The purpose of the legislative leaders’ interpretation is clear: it would maximize the General Assembly’s time to disapprove the DEP’s RGGI regulation, thereby delaying its promulgation and, in turn, Pennsylvania’s ability to participate in RGGI’s allowance auctions. The apparent calculation is that the less time between Pennsylvania’s first auction and the 2022 gubernatorial election, the more likely RGGI opponents are to obtain a preliminary injunction in the lawsuits that follow promulgation.

What Comes Next

The Pennsylvania GOP’s opposition to RGGI is not without irony. After all, RGGI is modeled on a successful acid rain control program developed under Republican President George H. W. Bush, was first proposed by Republican Governor George Pataki, and represents one of the most successful and popular bipartisan climate solutions ever implemented.

No one appreciates irony in Harrisburg, though; everyone just counts votes. Right now, few believe that RGGI opponents will have enough votes to override a veto of a resolution of disapproval—and if they don’t, the DEP’s CO2 Budget Trading Program will become law. Then, the game will shift to the courts.

I say “game” because that’s what the wrangling over RGGI sometimes feels like in Pennsylvania. But of course it’s not a game. For Pennsylvanians, the stakes are enormous. Will their legislators represent their interests or the interests of the fossil fuel industries? As the impacts of climate change arrive with increasing severity, does the Commonwealth have the political will to do anything?

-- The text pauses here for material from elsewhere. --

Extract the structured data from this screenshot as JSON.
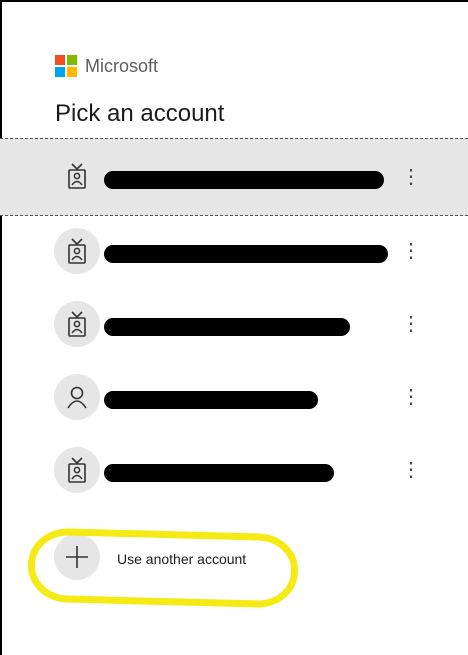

Will Pennsylvania make good on RGGI’s investment opportunity or waste it?

If you’re interested in how your legislator will vote on the RGGI resolutions of disapproval (and what he or she will say about it), the General Assembly’s floor votes are streamed live, and NRDC alert will its members by Twitter when debate starts.

Related Blogs